• PROBLEM REQUIREMENTS: Could you return every line of the records below that contains the word "code"?

[[ SUPPLIED RECORDS, beginning ]]

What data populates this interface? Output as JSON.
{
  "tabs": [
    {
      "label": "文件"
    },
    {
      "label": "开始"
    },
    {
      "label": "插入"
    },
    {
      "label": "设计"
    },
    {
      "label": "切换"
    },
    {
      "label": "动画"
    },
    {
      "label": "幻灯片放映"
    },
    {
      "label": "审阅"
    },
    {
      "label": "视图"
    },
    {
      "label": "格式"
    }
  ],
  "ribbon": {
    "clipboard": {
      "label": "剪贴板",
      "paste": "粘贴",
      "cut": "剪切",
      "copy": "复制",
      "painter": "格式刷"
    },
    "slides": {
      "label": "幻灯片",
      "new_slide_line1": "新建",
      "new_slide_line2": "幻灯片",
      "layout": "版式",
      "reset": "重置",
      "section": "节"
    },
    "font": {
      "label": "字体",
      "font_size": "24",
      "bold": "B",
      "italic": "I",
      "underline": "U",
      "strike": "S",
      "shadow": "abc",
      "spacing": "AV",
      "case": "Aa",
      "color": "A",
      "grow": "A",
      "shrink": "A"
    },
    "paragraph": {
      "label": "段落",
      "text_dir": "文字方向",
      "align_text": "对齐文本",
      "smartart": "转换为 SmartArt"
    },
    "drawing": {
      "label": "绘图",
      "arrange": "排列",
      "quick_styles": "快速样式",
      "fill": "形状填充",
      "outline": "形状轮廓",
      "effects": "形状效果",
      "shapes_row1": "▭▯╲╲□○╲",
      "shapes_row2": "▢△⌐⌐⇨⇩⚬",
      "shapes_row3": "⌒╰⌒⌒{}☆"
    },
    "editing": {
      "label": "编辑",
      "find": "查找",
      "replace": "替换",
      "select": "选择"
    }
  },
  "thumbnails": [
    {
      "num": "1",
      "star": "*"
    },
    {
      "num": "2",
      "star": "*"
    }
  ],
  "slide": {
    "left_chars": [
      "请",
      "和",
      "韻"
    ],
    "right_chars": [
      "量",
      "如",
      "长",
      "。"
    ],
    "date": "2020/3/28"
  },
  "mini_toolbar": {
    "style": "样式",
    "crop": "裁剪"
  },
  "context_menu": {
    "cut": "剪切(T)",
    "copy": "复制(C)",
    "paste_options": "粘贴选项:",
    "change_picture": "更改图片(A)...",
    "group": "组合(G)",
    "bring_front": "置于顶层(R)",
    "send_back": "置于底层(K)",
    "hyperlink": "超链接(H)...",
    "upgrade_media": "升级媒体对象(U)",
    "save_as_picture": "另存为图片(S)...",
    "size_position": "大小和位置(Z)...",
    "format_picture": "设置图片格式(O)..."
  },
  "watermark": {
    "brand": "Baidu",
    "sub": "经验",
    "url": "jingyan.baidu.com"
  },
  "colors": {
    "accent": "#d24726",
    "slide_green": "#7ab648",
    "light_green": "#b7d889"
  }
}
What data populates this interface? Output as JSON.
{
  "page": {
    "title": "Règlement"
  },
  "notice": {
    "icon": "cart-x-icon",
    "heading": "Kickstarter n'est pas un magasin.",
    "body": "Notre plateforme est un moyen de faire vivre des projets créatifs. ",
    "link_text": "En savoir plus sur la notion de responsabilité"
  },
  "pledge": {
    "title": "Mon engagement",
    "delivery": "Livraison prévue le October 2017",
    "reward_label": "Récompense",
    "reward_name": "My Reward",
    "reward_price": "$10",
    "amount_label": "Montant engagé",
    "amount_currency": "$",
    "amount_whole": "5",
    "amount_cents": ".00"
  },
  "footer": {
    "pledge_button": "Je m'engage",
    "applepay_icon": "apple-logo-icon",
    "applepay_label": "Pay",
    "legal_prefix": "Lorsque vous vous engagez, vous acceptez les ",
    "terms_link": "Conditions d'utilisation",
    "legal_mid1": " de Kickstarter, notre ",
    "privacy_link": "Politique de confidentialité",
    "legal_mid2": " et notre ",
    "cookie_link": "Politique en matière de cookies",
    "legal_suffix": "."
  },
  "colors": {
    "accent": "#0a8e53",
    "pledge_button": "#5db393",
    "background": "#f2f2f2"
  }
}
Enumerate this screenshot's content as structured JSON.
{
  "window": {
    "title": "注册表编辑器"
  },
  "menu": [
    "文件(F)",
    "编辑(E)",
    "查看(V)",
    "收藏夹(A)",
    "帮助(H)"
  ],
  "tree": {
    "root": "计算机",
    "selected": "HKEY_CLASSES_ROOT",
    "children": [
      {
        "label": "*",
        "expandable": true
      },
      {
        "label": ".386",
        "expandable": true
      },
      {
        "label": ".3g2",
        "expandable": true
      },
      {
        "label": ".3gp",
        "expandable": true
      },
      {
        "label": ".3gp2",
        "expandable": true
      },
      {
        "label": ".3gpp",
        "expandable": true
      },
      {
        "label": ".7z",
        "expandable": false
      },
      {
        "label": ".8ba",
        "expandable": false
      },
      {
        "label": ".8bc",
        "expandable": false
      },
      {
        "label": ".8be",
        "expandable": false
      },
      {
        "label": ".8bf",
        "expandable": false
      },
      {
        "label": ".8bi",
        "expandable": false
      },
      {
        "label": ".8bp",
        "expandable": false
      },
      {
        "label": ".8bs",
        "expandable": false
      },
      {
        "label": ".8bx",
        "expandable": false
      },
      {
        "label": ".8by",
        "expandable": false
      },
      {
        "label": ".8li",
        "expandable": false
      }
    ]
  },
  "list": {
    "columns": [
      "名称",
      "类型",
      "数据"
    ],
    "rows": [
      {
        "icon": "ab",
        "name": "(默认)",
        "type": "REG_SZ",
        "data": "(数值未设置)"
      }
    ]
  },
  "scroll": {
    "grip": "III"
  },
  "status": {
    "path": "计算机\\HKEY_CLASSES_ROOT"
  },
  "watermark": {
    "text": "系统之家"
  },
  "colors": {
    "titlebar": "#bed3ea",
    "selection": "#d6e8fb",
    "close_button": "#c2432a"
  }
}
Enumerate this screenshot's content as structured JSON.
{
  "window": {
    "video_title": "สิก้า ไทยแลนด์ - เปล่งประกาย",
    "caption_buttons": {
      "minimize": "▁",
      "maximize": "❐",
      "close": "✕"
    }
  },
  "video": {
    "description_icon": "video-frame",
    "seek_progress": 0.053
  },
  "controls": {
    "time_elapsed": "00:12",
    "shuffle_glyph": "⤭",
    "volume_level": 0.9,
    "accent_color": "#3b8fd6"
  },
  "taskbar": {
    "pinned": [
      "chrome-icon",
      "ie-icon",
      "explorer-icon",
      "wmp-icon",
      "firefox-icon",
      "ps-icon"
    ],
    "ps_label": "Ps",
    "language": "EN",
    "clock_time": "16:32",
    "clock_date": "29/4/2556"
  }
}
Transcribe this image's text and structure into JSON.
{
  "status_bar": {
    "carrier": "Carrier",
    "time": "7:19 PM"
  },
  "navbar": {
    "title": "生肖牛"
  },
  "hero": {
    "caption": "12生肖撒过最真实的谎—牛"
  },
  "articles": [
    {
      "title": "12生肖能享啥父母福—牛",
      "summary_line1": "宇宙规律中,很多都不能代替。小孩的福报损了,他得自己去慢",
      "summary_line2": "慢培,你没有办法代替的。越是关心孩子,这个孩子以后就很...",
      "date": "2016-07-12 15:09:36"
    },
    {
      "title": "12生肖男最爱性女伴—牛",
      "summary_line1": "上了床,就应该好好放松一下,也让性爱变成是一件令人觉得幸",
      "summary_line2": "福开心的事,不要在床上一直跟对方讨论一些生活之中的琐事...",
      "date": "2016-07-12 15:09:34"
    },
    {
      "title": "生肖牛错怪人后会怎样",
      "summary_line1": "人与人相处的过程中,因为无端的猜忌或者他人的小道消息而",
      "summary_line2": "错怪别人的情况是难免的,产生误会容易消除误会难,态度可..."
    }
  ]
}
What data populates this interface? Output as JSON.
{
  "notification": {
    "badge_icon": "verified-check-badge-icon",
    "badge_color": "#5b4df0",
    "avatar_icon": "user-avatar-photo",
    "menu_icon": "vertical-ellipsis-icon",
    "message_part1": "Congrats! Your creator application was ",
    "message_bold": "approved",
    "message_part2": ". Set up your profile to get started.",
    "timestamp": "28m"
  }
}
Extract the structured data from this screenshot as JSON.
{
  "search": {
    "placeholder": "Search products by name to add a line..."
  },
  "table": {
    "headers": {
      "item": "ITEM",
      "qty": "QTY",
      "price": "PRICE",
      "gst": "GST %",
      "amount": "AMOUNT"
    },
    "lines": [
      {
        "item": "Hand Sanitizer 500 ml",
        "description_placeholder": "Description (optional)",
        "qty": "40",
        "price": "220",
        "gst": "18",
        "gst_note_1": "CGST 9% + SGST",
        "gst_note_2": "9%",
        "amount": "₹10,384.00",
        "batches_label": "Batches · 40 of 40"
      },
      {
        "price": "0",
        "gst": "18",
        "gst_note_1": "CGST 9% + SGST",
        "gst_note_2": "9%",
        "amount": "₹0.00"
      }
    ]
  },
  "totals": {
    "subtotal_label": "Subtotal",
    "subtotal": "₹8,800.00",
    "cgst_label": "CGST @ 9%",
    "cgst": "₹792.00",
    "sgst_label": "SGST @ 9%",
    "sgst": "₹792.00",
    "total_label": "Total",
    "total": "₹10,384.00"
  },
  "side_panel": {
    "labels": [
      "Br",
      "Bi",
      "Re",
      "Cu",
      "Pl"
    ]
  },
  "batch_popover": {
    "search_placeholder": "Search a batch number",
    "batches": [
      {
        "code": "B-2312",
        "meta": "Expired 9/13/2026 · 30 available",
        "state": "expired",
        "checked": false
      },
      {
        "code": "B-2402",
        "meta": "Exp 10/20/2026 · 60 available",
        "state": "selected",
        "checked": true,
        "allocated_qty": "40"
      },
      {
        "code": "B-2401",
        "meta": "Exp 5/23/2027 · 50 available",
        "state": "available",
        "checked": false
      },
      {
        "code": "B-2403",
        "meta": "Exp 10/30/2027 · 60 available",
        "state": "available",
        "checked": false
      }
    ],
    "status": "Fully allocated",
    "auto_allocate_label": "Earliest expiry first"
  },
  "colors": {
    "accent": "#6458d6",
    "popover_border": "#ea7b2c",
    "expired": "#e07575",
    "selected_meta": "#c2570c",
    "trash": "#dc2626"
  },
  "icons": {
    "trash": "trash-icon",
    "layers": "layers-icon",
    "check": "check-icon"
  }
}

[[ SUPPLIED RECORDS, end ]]

• ANSWER TO THIS EXERCISE:
        "code": "B-2312",
        "code": "B-2402",
        "code": "B-2401",
        "code": "B-2403",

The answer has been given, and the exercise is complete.